AASHE2013The time has come – LIU Post has officially arrived in Nashville, Tennessee for AASHE 2013.

With more than 2,000 participants, AASHE conferences are the largest stage in North America for higher education sustainability thought leadership. Attendees from around the world share innovations, activities, frameworks, learning outcomes, tools, strategies, research, theory and leadership initiatives that are changing the face of sustainability in higher education.

This year, LIU Post has sent both recycling program coordinators – Billy Achnitz and Lauren Pecoraro – to not just learn but to teach as well.

Using the LIU Post Recycling Program as a case study, Lauren and Billy will be presenting on how schools can successfully build and maintain a student-led campus recycling program. Their presentation titled “Building A Campus Recycling Program: Constantly Evolving, Dealing With Changes, And Sparking An Entire Campus To Think Sustainably” is going to be on Monday, October 7th.

“We are both very excited to represent LIU Post at one of the largest sustainability conferences in the world,” says Billy Achnitz. “Hopefully, our presentation will help inspire others to build their own campus recycling programs or at least help them make their existing model even better.”

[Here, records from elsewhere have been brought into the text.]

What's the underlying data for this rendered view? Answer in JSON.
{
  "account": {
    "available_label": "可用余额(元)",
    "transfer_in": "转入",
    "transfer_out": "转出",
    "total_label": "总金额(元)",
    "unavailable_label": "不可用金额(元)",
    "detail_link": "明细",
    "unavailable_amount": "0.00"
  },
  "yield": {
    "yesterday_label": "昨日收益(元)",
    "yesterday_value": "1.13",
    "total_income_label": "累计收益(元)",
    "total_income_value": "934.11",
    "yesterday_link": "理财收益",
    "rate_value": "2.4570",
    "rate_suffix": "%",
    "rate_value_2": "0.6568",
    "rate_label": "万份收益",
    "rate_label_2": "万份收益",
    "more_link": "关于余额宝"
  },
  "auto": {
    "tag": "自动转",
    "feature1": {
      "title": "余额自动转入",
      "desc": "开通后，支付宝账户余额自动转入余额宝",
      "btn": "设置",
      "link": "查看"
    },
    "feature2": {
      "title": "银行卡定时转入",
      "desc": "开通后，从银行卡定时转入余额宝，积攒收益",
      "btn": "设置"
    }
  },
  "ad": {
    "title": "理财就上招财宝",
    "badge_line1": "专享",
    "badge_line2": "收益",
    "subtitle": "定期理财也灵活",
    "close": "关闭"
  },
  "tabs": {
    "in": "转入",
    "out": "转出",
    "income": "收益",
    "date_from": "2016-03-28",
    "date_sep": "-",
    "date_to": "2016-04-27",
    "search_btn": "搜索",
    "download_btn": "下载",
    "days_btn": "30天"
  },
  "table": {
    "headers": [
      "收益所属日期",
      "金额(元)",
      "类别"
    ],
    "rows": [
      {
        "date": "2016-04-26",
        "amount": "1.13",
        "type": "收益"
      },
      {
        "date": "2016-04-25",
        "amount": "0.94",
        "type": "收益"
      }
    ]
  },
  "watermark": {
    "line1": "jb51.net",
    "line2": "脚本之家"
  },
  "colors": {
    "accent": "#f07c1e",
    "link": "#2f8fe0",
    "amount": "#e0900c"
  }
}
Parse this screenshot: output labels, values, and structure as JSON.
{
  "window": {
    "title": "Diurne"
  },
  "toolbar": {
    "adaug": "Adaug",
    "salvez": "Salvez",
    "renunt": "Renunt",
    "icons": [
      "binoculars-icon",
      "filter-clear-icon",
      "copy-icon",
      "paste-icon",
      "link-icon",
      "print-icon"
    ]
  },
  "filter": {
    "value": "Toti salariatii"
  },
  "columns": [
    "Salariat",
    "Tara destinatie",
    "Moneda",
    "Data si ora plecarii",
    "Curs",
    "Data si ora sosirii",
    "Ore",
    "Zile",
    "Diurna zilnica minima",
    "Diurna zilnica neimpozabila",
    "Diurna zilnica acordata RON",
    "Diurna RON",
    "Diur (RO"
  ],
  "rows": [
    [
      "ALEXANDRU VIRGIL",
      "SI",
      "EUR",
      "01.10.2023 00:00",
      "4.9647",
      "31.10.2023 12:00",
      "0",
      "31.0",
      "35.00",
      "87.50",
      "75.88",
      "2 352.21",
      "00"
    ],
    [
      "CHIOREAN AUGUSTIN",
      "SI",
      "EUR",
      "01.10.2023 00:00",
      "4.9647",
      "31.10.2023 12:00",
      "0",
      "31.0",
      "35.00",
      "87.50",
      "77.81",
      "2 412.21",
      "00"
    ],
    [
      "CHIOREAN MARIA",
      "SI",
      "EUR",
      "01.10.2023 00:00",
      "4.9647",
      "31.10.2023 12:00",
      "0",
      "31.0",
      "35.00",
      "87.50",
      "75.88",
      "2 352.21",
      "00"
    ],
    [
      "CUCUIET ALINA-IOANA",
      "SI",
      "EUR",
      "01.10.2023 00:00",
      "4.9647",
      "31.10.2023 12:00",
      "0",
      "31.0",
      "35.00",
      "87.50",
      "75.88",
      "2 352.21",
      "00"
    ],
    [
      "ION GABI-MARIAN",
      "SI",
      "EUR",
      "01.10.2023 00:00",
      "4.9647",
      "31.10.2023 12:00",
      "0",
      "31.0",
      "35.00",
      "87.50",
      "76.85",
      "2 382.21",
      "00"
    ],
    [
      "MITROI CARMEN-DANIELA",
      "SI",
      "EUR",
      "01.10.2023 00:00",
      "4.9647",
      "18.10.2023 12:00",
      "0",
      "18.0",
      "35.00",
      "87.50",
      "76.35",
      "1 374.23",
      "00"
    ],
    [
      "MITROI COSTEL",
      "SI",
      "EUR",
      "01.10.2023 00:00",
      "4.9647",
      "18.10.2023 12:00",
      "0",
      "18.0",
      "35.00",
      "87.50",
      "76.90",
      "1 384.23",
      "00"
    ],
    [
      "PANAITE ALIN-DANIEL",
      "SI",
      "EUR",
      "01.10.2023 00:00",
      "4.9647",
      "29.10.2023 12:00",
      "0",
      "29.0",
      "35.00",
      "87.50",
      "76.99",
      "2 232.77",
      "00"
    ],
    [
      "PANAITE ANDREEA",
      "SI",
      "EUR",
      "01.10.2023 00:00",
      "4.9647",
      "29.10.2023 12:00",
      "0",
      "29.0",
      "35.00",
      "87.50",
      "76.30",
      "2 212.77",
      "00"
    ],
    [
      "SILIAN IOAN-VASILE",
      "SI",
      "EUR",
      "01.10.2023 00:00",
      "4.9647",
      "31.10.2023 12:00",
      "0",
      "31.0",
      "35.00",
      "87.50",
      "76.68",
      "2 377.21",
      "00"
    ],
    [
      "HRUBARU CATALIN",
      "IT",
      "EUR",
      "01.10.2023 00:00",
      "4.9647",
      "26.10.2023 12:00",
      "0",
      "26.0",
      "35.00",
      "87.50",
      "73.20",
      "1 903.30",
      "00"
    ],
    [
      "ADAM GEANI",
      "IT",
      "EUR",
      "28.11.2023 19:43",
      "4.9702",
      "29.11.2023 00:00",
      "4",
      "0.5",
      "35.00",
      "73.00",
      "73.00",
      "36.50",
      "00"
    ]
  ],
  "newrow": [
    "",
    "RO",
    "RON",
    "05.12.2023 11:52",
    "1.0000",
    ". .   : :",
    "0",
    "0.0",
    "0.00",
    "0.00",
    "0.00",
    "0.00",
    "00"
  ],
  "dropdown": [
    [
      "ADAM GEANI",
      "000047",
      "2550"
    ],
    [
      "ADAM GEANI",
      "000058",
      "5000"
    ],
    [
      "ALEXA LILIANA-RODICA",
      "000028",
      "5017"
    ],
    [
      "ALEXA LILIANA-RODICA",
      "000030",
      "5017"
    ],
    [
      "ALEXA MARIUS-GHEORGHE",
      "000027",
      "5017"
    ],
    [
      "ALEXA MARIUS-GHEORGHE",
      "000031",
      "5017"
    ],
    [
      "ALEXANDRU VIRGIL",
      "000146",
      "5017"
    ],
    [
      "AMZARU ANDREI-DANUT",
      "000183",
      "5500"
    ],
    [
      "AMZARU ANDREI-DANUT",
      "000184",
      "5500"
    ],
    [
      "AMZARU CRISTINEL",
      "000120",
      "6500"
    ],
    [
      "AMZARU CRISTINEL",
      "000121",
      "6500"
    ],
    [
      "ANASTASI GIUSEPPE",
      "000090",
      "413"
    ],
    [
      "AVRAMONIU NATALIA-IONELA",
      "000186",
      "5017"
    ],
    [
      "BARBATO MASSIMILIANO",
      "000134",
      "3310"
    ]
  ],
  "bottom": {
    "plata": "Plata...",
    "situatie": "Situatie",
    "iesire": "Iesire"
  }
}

“I am honored to be here. I am especially honored to present. However, I am just as much looking forward to learning and bringing back what I can to make LIU Post even more sustainable,” added Achnitz.

Please check back in with us here at The LIU CommPost for daily updates on AASHE 2013 and find us on Twitter @LIUPostGreen where you will be able to interact with Billy and Lauren as they tweet live from #AASHE2013.

Did You Carry In Too Much?

According to this article in the Washington Post, there are some students that go a little overboard on Move-In Day. From hiring their own personal interior decorator to requesting to install custom hardwood floors, there is certainly no shortage of odd and bizarre move-in day stories.

Moving In

Chances are we’ve all witnessed that one student who pulls in to Move-In Day with a moving truck and the rest of us are left to scratch our heads wondering how much stuff one person could possibly squeeze into one dorm room.

Nonetheless, chances are that we probably brought a lot of stuff too. Perhaps not as much as the guy with the moving truck, but definitely a car-load or two. Now, take into account your roommate’s stuff and the two of you could be in for a very long semester living in some very cramp quarters. 

Imagine the poor guy who has to bunk with the moving truck guy. Certainly he is destined for the top bunk.

Some of you, on the other hand, may have brought very little. Perhaps, you envy the guy with the moving truck and you wish that you had more than just your laptop and suitcase full of clothes.

Well, not to worry. Regardless of whether you have too much or too little, LIU Post has a Freecycle group on Facebook. Here you may buy, sell, trade, donate, or simply give away your unwanted belongings.

The LIU Post Freecycle page will allow you to downsize or upsize. Just post what you are looking for or what you are want to get rid of on the Freecycle Facebook page and hopefully you will be able to make a mutually-beneficial deal.

Dont Trash It

First, you must LIKE US though.

So, make sure that you do.

And whatever you do, DON’T TRASH IT!!!